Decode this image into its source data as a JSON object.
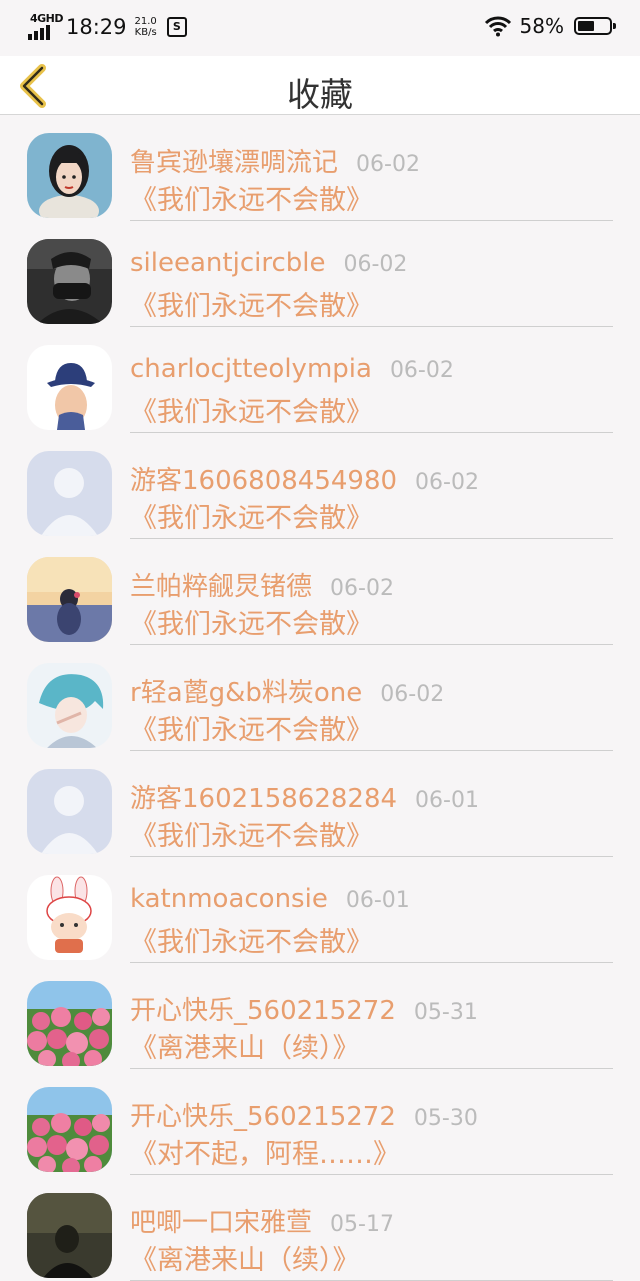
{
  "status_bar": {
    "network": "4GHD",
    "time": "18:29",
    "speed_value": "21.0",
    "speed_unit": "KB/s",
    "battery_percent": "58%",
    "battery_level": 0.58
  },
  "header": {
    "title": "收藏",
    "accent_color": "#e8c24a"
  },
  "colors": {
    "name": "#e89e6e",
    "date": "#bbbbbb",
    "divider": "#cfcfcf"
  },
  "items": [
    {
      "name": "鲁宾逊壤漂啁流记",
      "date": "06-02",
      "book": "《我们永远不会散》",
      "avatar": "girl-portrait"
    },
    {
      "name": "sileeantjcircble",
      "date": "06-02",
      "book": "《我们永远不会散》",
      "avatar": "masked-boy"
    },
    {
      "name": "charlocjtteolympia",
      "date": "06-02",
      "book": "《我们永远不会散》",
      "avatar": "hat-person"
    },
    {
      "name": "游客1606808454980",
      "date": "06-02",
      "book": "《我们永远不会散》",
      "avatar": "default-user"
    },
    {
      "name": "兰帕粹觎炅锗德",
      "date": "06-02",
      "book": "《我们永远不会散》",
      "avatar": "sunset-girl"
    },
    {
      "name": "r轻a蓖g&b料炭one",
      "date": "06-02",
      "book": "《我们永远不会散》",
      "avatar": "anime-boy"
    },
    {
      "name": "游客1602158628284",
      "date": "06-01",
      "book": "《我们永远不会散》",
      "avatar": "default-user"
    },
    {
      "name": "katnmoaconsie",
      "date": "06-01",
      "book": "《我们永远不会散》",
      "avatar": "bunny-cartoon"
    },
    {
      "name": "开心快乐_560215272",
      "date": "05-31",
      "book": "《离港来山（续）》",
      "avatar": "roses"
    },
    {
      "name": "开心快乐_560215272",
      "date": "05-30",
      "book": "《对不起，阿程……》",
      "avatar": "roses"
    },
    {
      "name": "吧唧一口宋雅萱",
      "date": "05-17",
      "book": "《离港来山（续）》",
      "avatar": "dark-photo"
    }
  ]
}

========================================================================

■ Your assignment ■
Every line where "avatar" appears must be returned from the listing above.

■ Response to this exercise ■
      "avatar": "girl-portrait"
      "avatar": "masked-boy"
      "avatar": "hat-person"
      "avatar": "default-user"
      "avatar": "sunset-girl"
      "avatar": "anime-boy"
      "avatar": "default-user"
      "avatar": "bunny-cartoon"
      "avatar": "roses"
      "avatar": "roses"
      "avatar": "dark-photo"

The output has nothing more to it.